European Union regulators on Monday began analyzing product-by-product the impact of a Russian ban on EU food imports and agreed emergency measures to support peach and nectarine growers in what they described as a "signal of intent".
European Agriculture Commissioner Dacian Ciolos interrupted the traditional European Commission August break to return to Brussels at the weekend, together with other senior staff, and on Monday they set up a task force.
The aim is to work out alternative markets and to analyze the fallout from Russia's one-year ban on imports of meat, fish, dairy, fruit and vegetables from the United States, the EU, Canada, Australia and Norway.
With some member states piling on the pressure for redress, they could also agree to award compensation from a special 400 million euro ($535 million) fund signed into law at the end of 2013, as part of agricultural reforms. To date, the fund has never been used.
The European Commission decided to support the peach and nectarine sectors by increasing to 10 percent, from 5 percent, the share of production that can be withdrawn from the market and distributed for free. Producers are compensated for such fruit withdrawn from the market.
In addition, extra funds will be provided for marketing. The Commission did not specify how much money would be paid out, or if it would come from the 400 million euro fund.
"This first measure today is a signal of intent," Ciolos said. "We are monitoring markets closely and I will not hesitate to do likewise to assist other sectors dependent on exports to Russia, should it be necessary," he added.
Agricultural experts from the European Union's 28 member states will meet in Brussels on Thursday to plan a coordinated strategy.
"REARRANGING DECK CHAIRS"
Moscow initially said it would not stoop to a tit-for-tat response, but last week it took aim at Western food imports, a move many analysts say could hurt Russian consumers more than it affects Western exporters.
Analysts said as Russia turned to alternative suppliers in regions such as South America it could drive up prices in those markets and open up new opportunities for the EU and United States - whose prices would become more competitive.
"Yes, some countries might see some short-term impact on demand for their dairy products. But in general, unless Russia is truly thinking of cutting off all imports of food stuffs, then there is still going to be a deck and there are still going to be chairs."
Ciolos has said he is confident the EU farm sector can quickly find new markets for exports to Russia worth around 11 billion euros, roughly 10 percent of all EU agricultural sales.
A separate Russian ban on EU pork announced earlier this year has had relatively little impact, the Commission says, as farmers have found new markets in Asia and helped to fill the gap left by an outbreak of pig disease in the United States.
"These price levels are having an effect on the world market and are of some benefit to European exporters who are able to compensate for the 'Russian void'."
The loss of Russian demand can nevertheless have a very significant impact on the profitability of some producers.
"We've been under embargo for the past six months.
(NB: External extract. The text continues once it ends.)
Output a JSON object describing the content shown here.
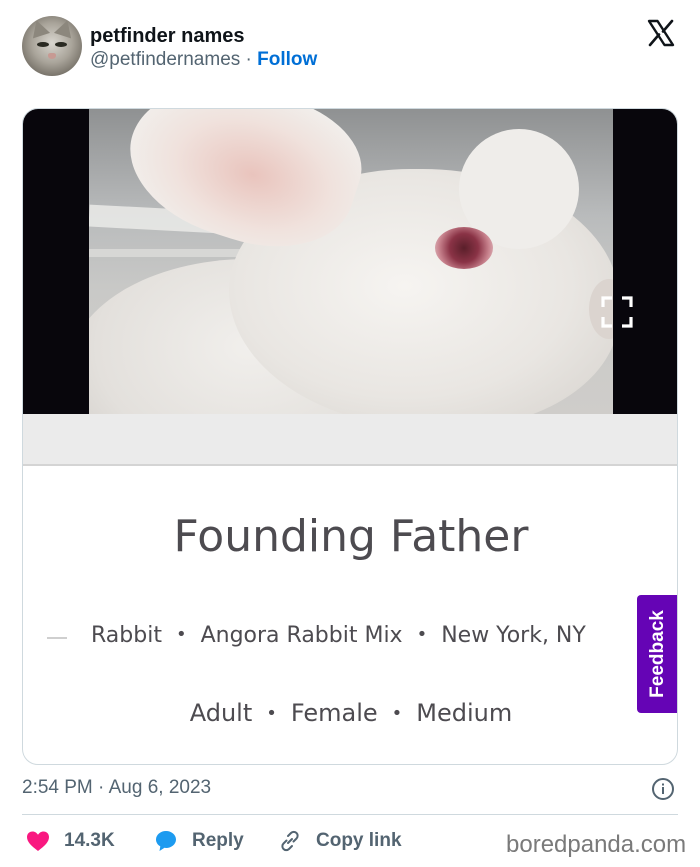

We've ended up with 400,000 tonnes of pork on our hands," said Paul Auffray, a pig farmer in Brittany and president of the French pig farmers' group, the FNP.
"In six months we've lost 15-20 (euro) cents on the price of a kilo of carcass," he said.
"Business is continuing as usual for luxury goods, weapons and oil. I get the impression that the food sector is the one paying the price."